The Elder Scrolls series has always had the least intrusive user interface. Even so, you'd still have to play the game first person to become "immersed" in the game world and story. I don't know about you, but I have a hard time connecting with a character who only shows the back of his / her head all the time.
With an RPG, this is compounded by the many screens and menus you'll have to navigate: Inventory screen, character screen, quest log, etc. Let's also not forget the constant emphasis on numbers to help re-enforce your awareness that you're playing a game. Even in more actiony games like Fable, you're told the damage of a given weapon and have a general indicator of how fast it is.
Even without HUDs or numbers however, games are going to fail to immerse players. This has to do with the fact that playing a game requires you to cut through the fictional abstractions in order to learn the underlining mechanics. In short, the actual gameplay will always outshine story and setting.

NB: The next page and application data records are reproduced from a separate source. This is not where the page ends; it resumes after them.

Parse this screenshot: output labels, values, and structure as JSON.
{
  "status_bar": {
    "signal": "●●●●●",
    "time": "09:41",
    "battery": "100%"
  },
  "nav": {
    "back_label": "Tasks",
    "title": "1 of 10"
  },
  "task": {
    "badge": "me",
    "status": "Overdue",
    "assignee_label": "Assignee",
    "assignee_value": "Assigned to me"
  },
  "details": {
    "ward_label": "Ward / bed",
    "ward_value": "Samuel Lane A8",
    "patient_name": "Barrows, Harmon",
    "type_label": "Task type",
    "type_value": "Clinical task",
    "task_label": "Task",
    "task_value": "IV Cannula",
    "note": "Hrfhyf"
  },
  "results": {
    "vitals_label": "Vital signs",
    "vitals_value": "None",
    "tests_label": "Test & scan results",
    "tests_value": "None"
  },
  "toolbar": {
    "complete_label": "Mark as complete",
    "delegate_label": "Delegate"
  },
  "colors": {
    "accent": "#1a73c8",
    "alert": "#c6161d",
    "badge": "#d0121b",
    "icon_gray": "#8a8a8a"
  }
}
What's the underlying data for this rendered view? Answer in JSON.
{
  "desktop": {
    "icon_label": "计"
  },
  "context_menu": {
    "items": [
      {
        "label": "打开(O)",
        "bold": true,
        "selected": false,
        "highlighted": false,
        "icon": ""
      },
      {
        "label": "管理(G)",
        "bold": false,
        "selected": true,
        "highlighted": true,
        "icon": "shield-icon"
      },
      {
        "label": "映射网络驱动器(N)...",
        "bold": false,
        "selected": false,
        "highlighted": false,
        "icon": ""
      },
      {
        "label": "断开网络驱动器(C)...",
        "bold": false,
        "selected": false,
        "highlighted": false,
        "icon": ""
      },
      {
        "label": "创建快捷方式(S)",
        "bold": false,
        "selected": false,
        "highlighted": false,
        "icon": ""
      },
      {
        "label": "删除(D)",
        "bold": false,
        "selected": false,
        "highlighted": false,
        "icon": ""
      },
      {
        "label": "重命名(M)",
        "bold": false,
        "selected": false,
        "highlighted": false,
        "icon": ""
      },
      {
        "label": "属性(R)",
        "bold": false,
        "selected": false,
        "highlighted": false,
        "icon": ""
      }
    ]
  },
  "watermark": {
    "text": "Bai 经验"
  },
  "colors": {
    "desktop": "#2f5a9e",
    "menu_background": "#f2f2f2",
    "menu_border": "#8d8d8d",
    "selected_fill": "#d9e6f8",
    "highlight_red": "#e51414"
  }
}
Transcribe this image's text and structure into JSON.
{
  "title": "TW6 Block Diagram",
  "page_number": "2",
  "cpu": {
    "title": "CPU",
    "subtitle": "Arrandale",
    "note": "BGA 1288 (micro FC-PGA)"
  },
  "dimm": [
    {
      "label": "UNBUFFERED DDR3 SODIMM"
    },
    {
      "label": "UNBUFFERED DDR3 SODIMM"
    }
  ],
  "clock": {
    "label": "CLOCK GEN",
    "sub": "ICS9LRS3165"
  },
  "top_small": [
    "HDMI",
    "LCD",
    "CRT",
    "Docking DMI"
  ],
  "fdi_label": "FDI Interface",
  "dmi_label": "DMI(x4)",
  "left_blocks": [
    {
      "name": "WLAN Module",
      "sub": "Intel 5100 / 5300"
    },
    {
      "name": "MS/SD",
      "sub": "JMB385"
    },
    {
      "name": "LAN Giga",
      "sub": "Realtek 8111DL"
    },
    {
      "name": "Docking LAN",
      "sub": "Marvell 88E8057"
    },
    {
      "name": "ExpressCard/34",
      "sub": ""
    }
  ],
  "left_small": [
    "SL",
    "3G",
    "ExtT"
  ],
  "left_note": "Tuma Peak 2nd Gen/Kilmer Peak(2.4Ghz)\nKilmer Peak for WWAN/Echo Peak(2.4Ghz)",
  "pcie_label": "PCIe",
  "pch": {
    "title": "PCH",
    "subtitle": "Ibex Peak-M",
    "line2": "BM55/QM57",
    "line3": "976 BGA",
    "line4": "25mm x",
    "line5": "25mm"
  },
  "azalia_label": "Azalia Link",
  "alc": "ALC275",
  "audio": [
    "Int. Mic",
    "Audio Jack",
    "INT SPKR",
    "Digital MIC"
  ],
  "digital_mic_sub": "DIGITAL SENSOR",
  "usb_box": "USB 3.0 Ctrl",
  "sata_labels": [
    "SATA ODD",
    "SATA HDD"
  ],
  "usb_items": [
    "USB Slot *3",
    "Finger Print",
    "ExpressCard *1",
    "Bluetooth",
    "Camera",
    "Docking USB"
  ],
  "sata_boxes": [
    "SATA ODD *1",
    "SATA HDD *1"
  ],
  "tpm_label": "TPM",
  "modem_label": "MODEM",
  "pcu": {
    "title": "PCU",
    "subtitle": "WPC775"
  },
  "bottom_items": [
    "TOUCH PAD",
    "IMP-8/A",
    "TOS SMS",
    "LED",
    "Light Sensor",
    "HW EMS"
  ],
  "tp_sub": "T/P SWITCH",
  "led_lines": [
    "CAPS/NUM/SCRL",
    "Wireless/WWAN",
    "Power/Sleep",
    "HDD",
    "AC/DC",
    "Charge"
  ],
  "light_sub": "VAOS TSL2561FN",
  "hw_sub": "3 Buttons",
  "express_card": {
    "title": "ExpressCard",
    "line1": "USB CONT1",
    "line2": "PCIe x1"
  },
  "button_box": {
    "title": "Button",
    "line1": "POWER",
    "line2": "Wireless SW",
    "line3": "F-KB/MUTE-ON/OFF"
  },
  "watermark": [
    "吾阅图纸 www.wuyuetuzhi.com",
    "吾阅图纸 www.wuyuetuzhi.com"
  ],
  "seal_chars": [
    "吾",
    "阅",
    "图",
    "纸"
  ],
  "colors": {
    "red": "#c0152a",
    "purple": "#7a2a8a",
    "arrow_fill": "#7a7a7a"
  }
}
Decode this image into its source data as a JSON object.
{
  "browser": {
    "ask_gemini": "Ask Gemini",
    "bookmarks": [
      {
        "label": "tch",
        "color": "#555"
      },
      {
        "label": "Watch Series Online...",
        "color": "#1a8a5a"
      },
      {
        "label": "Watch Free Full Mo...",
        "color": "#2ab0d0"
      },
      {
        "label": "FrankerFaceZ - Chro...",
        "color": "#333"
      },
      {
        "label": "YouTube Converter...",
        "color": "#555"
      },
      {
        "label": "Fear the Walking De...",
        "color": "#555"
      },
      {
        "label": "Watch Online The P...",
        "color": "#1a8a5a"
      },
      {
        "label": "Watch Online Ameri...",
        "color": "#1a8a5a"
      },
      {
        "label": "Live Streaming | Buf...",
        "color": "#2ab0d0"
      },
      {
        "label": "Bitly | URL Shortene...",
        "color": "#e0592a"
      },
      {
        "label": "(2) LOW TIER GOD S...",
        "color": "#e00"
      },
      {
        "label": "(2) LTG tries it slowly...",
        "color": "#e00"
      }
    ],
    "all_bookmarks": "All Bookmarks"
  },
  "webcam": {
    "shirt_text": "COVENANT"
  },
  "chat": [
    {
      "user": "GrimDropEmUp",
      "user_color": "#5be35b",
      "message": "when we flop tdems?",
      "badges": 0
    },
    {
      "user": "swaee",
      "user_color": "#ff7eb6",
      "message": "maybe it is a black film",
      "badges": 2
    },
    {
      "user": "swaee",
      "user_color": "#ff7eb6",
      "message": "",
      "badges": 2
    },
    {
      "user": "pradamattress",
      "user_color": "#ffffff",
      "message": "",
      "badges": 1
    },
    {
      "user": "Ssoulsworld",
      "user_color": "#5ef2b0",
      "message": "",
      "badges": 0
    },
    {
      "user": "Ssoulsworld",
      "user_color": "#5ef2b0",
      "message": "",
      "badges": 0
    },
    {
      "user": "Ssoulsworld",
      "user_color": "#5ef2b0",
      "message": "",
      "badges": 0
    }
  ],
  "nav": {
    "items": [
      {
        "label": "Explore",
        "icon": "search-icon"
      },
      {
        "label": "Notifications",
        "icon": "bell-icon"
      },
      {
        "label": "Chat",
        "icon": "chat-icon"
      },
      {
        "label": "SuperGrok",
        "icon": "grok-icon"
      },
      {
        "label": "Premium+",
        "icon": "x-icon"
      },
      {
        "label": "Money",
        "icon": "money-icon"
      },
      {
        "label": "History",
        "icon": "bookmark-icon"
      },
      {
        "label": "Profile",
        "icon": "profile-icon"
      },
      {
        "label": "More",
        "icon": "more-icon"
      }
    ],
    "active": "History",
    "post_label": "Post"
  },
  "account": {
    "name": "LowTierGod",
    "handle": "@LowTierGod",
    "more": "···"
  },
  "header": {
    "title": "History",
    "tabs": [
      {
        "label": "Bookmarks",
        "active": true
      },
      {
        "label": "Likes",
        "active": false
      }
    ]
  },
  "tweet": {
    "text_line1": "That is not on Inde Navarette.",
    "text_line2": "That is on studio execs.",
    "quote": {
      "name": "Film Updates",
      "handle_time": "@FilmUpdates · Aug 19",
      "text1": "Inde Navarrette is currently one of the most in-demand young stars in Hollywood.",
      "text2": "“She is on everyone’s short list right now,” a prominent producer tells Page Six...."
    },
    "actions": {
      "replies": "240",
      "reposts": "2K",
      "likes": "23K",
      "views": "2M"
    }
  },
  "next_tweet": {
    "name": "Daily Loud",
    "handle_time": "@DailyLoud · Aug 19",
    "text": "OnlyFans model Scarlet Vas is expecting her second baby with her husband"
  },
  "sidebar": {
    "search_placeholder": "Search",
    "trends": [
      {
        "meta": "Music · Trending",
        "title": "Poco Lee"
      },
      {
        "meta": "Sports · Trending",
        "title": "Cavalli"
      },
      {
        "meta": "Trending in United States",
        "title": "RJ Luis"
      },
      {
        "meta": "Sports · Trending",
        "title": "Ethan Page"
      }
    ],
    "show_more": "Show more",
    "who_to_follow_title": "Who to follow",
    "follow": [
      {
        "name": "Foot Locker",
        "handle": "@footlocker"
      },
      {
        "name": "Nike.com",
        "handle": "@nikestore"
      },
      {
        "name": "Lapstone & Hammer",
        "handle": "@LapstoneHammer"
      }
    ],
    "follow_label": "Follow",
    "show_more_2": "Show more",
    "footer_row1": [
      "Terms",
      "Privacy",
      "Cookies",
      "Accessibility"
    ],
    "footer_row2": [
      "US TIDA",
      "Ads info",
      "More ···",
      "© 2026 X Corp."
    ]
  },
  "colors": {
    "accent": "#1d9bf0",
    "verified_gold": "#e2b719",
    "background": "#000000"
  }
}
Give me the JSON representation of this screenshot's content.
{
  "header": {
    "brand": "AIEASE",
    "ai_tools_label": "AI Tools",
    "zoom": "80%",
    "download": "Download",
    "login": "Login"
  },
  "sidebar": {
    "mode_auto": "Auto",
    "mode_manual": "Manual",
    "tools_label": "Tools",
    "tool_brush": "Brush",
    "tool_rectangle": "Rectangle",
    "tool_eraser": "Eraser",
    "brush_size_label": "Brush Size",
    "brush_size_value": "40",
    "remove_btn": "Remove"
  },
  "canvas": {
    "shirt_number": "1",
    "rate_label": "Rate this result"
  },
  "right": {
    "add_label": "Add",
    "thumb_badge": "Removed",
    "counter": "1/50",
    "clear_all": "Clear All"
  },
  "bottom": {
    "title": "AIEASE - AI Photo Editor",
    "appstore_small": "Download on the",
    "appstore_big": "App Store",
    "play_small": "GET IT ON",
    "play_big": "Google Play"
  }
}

In Ralph Koster's "A Theory of Fun," he actually comes right out and says "Games are puzzles -they are about cognition, and learning to analyze patterns." This is the main reason why so many genre games come out and barely make a dent in the market. They lean too heavily on genre conventions and end up feeling like a reskin of every other game in the genre. MMORPGs seem to be immune to this since the fan base thereof dislikes anything that strays too far from the formula. Thus WoW feels a lot like EQ which felt a lot like DikuMUD. Then again, this is why most gamers have written off MMORPGs as crap.
Ultimately though, you can have the best artwork and story in the world, a HUDless user interface, replace stats with words ranging from "pitiful" to "godlike," and the natural process of puzzle solving would deconstruct all that shit down to its basic patterns thus destroying "immersion" bringing the player back to the realization that they're only playing a game.
Personally, I think it's totally stupid to try to tell a story through a game. Unless it's a storytelling game, like a Red Tape War where each player is trying to write the others into a corner. Stories are their own thing and they work because we approach them as stories at the outset. Because we have no control over the characters, storytellers are free to make meaningful character that we can become emotionally attached to.
Trying to accomplish the same thing in a game is like putting a pig in a prom dress and taking it for a night on the town. It's just plain wrong.